Unless you have been living under a rock for the last year, you are no doubt aware that Windows 8's new user interface has been the source of a tremendous amount of frustration and confusion for users everywhere.
One of the design aspects that has proven to be the most problematic for end-users is Windows 8's schizoid view of applications. Legacy Windows applications are launched from, and run within, desktop mode. Meanwhile, Windows 8's new Modern Apps are run through the Start screen interface formerly known as Metro.
Thus users may find themselves constantly having to switch between the two modes. They will undoubtedly find it irksome to have to constantly switch between Modern App mode and desktop mode, and this dichotomy between the two modes can impede user productivity.
For decades users have been running applications in windows. As you know, these windows can be moved around, resized, and closed on a whim. Modern Apps do not provide the same flexibility. Modern Apps are designed to run full-screen (although Windows does offer a provision for a split-screen view of two Modern Apps). The point is that borderless apps running in full-screen mode will probably confuse users who are not used to the Windows 8 interface. After all, there is no obvious way to close these applications, and the normal controls for moving or resizing the applications are gone.
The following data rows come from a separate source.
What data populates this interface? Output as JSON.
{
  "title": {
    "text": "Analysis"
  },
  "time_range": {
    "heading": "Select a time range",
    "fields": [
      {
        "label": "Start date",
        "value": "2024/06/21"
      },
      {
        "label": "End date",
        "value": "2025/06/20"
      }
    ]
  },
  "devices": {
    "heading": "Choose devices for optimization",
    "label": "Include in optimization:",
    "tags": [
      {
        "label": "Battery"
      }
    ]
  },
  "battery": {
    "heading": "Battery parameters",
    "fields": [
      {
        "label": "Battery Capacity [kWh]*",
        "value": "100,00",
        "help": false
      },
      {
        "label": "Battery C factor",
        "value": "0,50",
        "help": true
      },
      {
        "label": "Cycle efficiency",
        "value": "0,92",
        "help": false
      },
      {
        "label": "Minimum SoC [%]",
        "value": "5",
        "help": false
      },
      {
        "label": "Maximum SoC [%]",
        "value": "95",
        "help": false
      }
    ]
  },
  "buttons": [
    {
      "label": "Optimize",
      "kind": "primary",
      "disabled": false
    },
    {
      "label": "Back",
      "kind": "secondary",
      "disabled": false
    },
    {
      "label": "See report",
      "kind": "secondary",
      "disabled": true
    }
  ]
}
So far there have been two predominant solutions to this problem. One solution has been to simply stick with a previous version of Windows instead of upgrading to Windows 8. In many cases this is perfectly reasonable. Windows 7 was a good operating system and remains a perfectly viable solution. Similarly, there is no shortage of organizations that have found Windows XP to be quite acceptable in spite of the fact that Microsoft is retiring it next year.
Of course, Windows 8 does offer some really nice features that organizations can only get by upgrading to the new OS. Those who want to use such features have often adopted an alternative solution for dealing with Windows 8's interface confusion -- to run only desktop apps and avoid Modern Apps like the plague. Again, this is a perfectly acceptable solution for many, but it does mean the organization might miss out on running some newer apps.
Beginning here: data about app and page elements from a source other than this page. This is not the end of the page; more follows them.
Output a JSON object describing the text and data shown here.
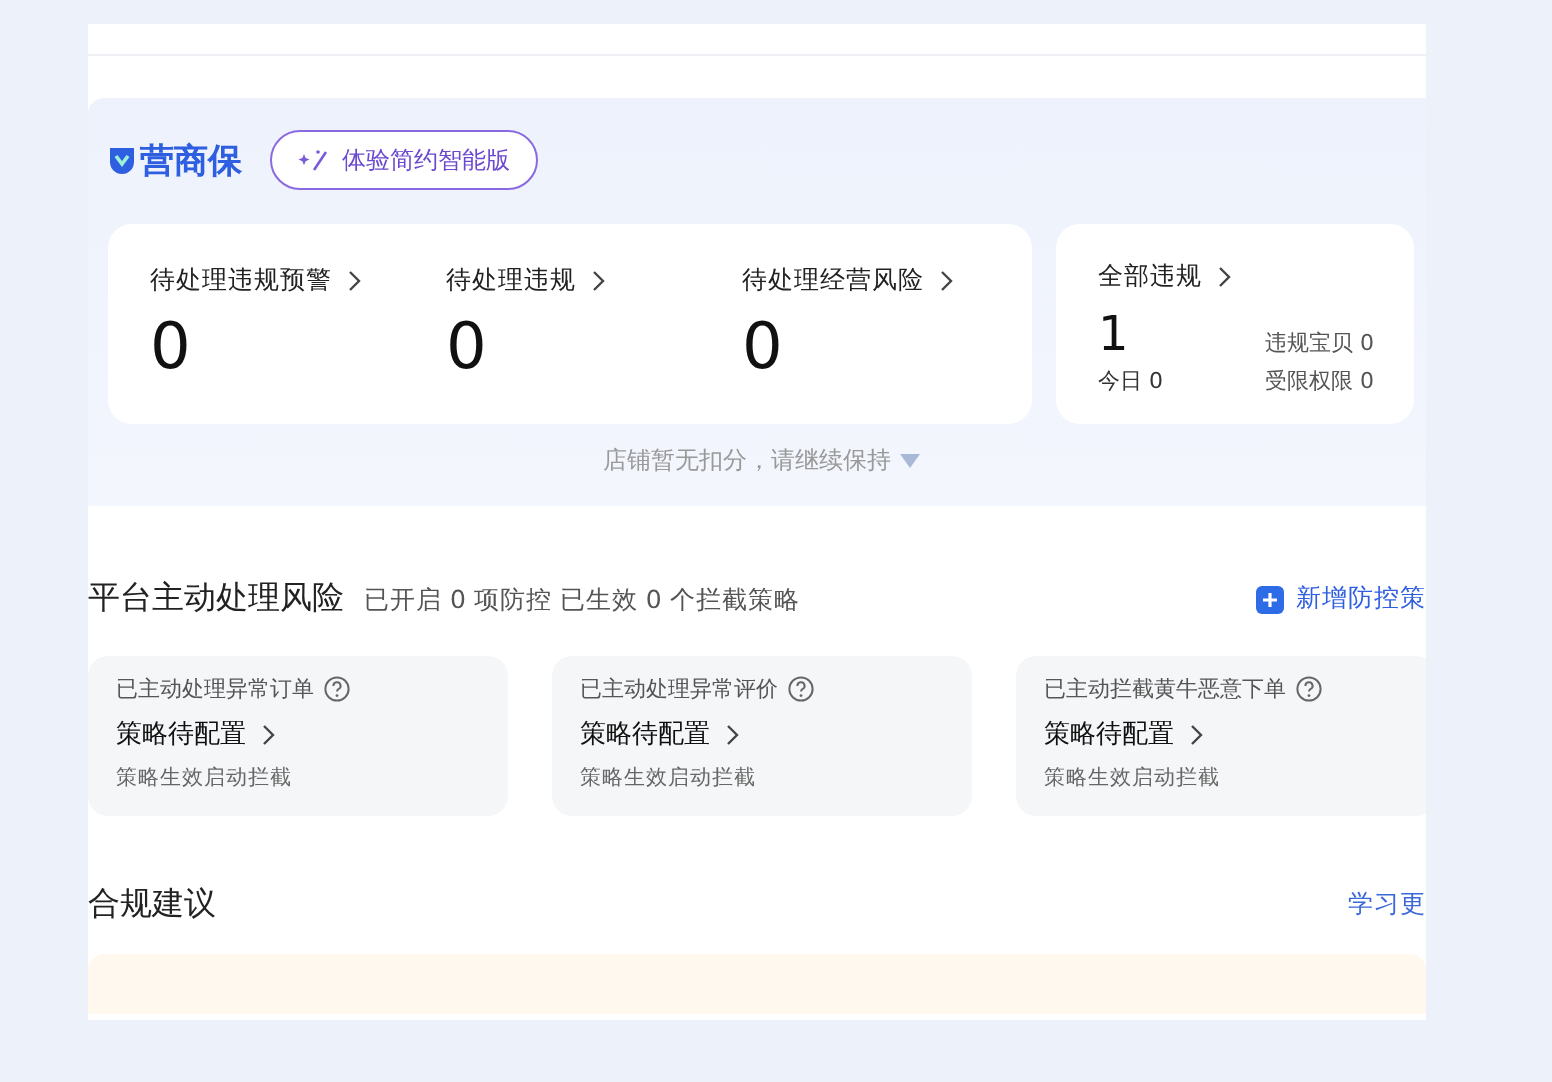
{
  "brand": {
    "name": "营商保",
    "upgrade_button": "体验简约智能版"
  },
  "stats": [
    {
      "label": "待处理违规预警",
      "value": "0"
    },
    {
      "label": "待处理违规",
      "value": "0"
    },
    {
      "label": "待处理经营风险",
      "value": "0"
    }
  ],
  "all_violations": {
    "label": "全部违规",
    "value": "1",
    "today": "今日 0",
    "items": [
      "违规宝贝 0",
      "受限权限 0"
    ]
  },
  "hint": "店铺暂无扣分，请继续保持",
  "risk": {
    "title": "平台主动处理风险",
    "summary": "已开启 0 项防控 已生效 0 个拦截策略",
    "add_button": "新增防控策",
    "cards": [
      {
        "title": "已主动处理异常订单",
        "status": "策略待配置",
        "note": "策略生效启动拦截"
      },
      {
        "title": "已主动处理异常评价",
        "status": "策略待配置",
        "note": "策略生效启动拦截"
      },
      {
        "title": "已主动拦截黄牛恶意下单",
        "status": "策略待配置",
        "note": "策略生效启动拦截"
      }
    ]
  },
  "compliance": {
    "title": "合规建议",
    "link": "学习更"
  }
}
Believe it or not, there is a third answer to this problem. Microsoft does allow a single Modern App to be "snapped" to the desktop, but snapping offers very limited options for resizing or repositioning the application. A better solution is to resort to third-party software.
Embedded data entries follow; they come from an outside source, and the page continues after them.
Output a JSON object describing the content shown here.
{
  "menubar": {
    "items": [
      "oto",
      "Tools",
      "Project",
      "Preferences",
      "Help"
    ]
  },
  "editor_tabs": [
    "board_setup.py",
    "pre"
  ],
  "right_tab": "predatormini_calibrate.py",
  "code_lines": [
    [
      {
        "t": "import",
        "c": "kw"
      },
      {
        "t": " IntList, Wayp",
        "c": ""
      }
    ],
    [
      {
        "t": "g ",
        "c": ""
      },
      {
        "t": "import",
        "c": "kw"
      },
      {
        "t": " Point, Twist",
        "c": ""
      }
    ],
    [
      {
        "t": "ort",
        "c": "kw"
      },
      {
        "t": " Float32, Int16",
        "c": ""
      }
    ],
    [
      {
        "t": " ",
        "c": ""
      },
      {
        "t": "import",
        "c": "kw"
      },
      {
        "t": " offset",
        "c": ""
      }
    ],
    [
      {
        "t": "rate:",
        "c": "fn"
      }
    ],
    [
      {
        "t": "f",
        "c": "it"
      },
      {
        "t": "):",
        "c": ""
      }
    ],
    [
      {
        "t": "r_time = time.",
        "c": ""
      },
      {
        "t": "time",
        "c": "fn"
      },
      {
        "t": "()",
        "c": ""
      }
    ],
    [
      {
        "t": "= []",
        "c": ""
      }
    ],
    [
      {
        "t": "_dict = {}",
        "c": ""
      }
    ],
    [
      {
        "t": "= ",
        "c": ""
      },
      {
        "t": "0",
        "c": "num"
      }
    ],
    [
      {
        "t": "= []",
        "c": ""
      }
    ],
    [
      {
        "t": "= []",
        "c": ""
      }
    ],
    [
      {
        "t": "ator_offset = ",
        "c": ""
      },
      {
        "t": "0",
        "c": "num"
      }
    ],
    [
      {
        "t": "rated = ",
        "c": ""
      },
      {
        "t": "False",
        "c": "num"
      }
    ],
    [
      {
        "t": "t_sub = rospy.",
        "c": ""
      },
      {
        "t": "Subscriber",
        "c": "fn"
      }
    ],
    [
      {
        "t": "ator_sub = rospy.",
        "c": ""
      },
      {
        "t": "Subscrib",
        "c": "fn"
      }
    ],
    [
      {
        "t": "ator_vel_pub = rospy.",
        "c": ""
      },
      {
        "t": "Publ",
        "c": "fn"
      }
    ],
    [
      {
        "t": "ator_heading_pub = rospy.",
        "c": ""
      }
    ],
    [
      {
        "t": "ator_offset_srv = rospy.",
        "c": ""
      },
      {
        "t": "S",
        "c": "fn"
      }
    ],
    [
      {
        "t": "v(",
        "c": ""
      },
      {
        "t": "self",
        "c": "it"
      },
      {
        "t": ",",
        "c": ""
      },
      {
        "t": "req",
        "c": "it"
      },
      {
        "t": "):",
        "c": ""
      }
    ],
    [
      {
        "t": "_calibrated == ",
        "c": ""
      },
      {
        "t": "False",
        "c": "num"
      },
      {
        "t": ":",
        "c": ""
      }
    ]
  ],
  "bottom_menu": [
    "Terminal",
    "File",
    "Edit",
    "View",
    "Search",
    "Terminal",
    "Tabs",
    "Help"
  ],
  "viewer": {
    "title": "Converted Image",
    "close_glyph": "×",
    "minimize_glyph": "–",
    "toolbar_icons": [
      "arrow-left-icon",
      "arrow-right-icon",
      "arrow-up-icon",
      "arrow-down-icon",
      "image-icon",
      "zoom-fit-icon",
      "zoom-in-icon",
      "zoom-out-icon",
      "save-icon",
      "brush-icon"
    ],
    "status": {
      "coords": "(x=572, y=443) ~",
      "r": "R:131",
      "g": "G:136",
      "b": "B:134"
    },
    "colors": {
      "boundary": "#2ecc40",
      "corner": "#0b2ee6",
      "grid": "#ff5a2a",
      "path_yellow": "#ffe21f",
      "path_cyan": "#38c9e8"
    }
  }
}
Stardock Software offers a utility called ModernMix that can be used to run Modern Apps in desktop mode. Not only do the apps run in desktop mode, but they even run inside of windows, which means that the applications can be repositioned, resized, etc.
Unfortunately, ModernMix isn't free, but a license costs only $5 (and a 30-day free trial is available). When you consider the cost of interface-related helpdesk calls, the $5 licensing fee may be well justified.
I remain optimistic that the Windows 8.1 update will address some of the issues with the new interface. I see no reason, for example, why Microsoft could not retrofit Windows 8 with a Start menu (although there are now many third-party utilities that bring back the Start menu). In the meantime, however, you may be able to help users to cope with the new interface by taking advantage of utilities such as ModernMix.